▶ [WHAT IS REQUIRED]: Type the entries out again exactly as they read, but leave every picture behind.

++++++++

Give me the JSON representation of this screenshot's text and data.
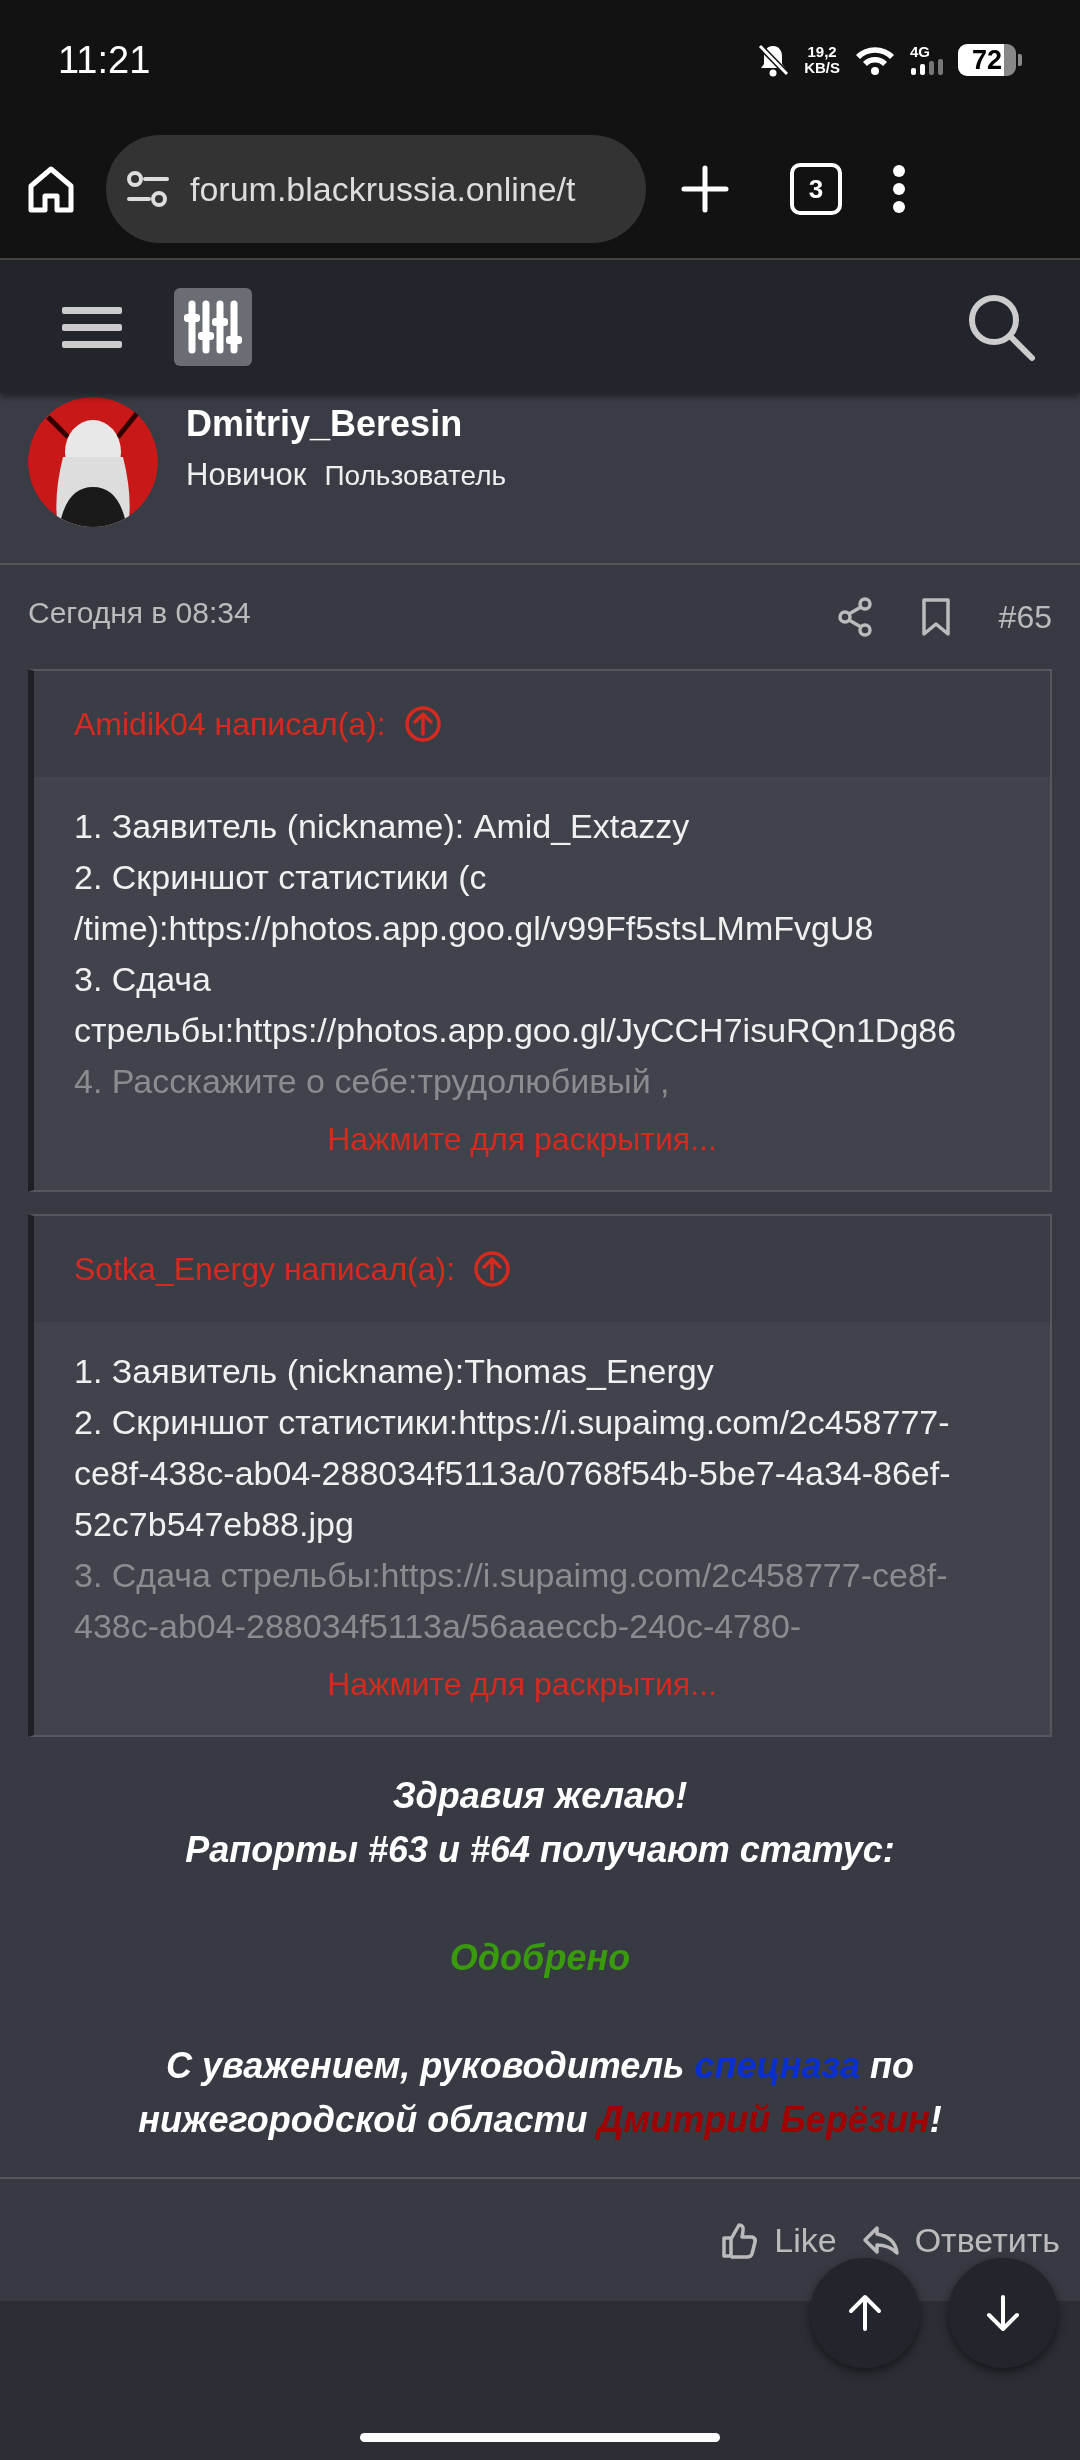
{
  "status_bar": {
    "time": "11:21",
    "speed": "19,2",
    "speed_unit": "KB/S",
    "network": "4G",
    "battery": "72"
  },
  "browser": {
    "url": "forum.blackrussia.online/t",
    "tab_count": "3"
  },
  "post": {
    "author": "Dmitriy_Beresin",
    "rank": "Новичок",
    "role": "Пользователь",
    "date": "Сегодня в 08:34",
    "number": "#65",
    "quotes": [
      {
        "author": "Amidik04 написал(а):",
        "expand": "Нажмите для раскрытия...",
        "lines": [
          {
            "text": "1. Заявитель (nickname): Amid_Extazzy",
            "faded": false
          },
          {
            "text": "2. Скриншот статистики (с /time):https://photos.app.goo.gl/v99Ff5stsLMmFvgU8",
            "faded": false
          },
          {
            "text": "3. Сдача стрельбы:https://photos.app.goo.gl/JyCCH7isuRQn1Dg86",
            "faded": false
          },
          {
            "text": "4. Расскажите о себе:трудолюбивый ,",
            "faded": true
          }
        ]
      },
      {
        "author": "Sotka_Energy написал(а):",
        "expand": "Нажмите для раскрытия...",
        "lines": [
          {
            "text": "1. Заявитель (nickname):Thomas_Energy",
            "faded": false
          },
          {
            "text": "2. Скриншот статистики:https://i.supaimg.com/2c458777-ce8f-438c-ab04-288034f5113a/0768f54b-5be7-4a34-86ef-52c7b547eb88.jpg",
            "faded": false
          },
          {
            "text": "3. Сдача стрельбы:https://i.supaimg.com/2c458777-ce8f-438c-ab04-288034f5113a/56aaeccb-240c-4780-",
            "faded": true
          }
        ]
      }
    ],
    "message": [
      {
        "kind": "line",
        "segments": [
          {
            "text": "Здравия желаю!",
            "color": "#ffffff"
          }
        ]
      },
      {
        "kind": "line",
        "segments": [
          {
            "text": "Рапорты #63 и #64 получают статус:",
            "color": "#ffffff"
          }
        ]
      },
      {
        "kind": "blank"
      },
      {
        "kind": "line",
        "segments": [
          {
            "text": "Одобрено",
            "color": "#3a9a0e"
          }
        ]
      },
      {
        "kind": "blank"
      },
      {
        "kind": "line",
        "segments": [
          {
            "text": "С уважением, руководитель ",
            "color": "#ffffff"
          },
          {
            "text": "спецназа",
            "color": "#0a2fd0"
          },
          {
            "text": " по нижегородской области ",
            "color": "#ffffff"
          },
          {
            "text": "Дмитрий Берёзин",
            "color": "#a00000"
          },
          {
            "text": "!",
            "color": "#ffffff"
          }
        ]
      }
    ],
    "reactions": [
      {
        "kind": "like",
        "label": "Like"
      },
      {
        "kind": "reply",
        "label": "Ответить"
      }
    ]
  }
}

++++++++

▶ [OUTPUT OF THE TASK]:
Give me the JSON representation of this screenshot's text and data.
{
  "status_bar": {
    "time": "11:21",
    "speed": "19,2",
    "speed_unit": "KB/S",
    "network": "4G",
    "battery": "72"
  },
  "browser": {
    "url": "forum.blackrussia.online/t",
    "tab_count": "3"
  },
  "post": {
    "author": "Dmitriy_Beresin",
    "rank": "Новичок",
    "role": "Пользователь",
    "date": "Сегодня в 08:34",
    "number": "#65",
    "quotes": [
      {
        "author": "Amidik04 написал(а):",
        "expand": "Нажмите для раскрытия...",
        "lines": [
          {
            "text": "1. Заявитель (nickname): Amid_Extazzy",
            "faded": false
          },
          {
            "text": "2. Скриншот статистики (с /time):https://photos.app.goo.gl/v99Ff5stsLMmFvgU8",
            "faded": false
          },
          {
            "text": "3. Сдача стрельбы:https://photos.app.goo.gl/JyCCH7isuRQn1Dg86",
            "faded": false
          },
          {
            "text": "4. Расскажите о себе:трудолюбивый ,",
            "faded": true
          }
        ]
      },
      {
        "author": "Sotka_Energy написал(а):",
        "expand": "Нажмите для раскрытия...",
        "lines": [
          {
            "text": "1. Заявитель (nickname):Thomas_Energy",
            "faded": false
          },
          {
            "text": "2. Скриншот статистики:https://i.supaimg.com/2c458777-ce8f-438c-ab04-288034f5113a/0768f54b-5be7-4a34-86ef-52c7b547eb88.jpg",
            "faded": false
          },
          {
            "text": "3. Сдача стрельбы:https://i.supaimg.com/2c458777-ce8f-438c-ab04-288034f5113a/56aaeccb-240c-4780-",
            "faded": true
          }
        ]
      }
    ],
    "message": [
      {
        "kind": "line",
        "segments": [
          {
            "text": "Здравия желаю!",
            "color": "#ffffff"
          }
        ]
      },
      {
        "kind": "line",
        "segments": [
          {
            "text": "Рапорты #63 и #64 получают статус:",
            "color": "#ffffff"
          }
        ]
      },
      {
        "kind": "blank"
      },
      {
        "kind": "line",
        "segments": [
          {
            "text": "Одобрено",
            "color": "#3a9a0e"
          }
        ]
      },
      {
        "kind": "blank"
      },
      {
        "kind": "line",
        "segments": [
          {
            "text": "С уважением, руководитель ",
            "color": "#ffffff"
          },
          {
            "text": "спецназа",
            "color": "#0a2fd0"
          },
          {
            "text": " по нижегородской области ",
            "color": "#ffffff"
          },
          {
            "text": "Дмитрий Берёзин",
            "color": "#a00000"
          },
          {
            "text": "!",
            "color": "#ffffff"
          }
        ]
      }
    ],
    "reactions": [
      {
        "kind": "like",
        "label": "Like"
      },
      {
        "kind": "reply",
        "label": "Ответить"
      }
    ]
  }
}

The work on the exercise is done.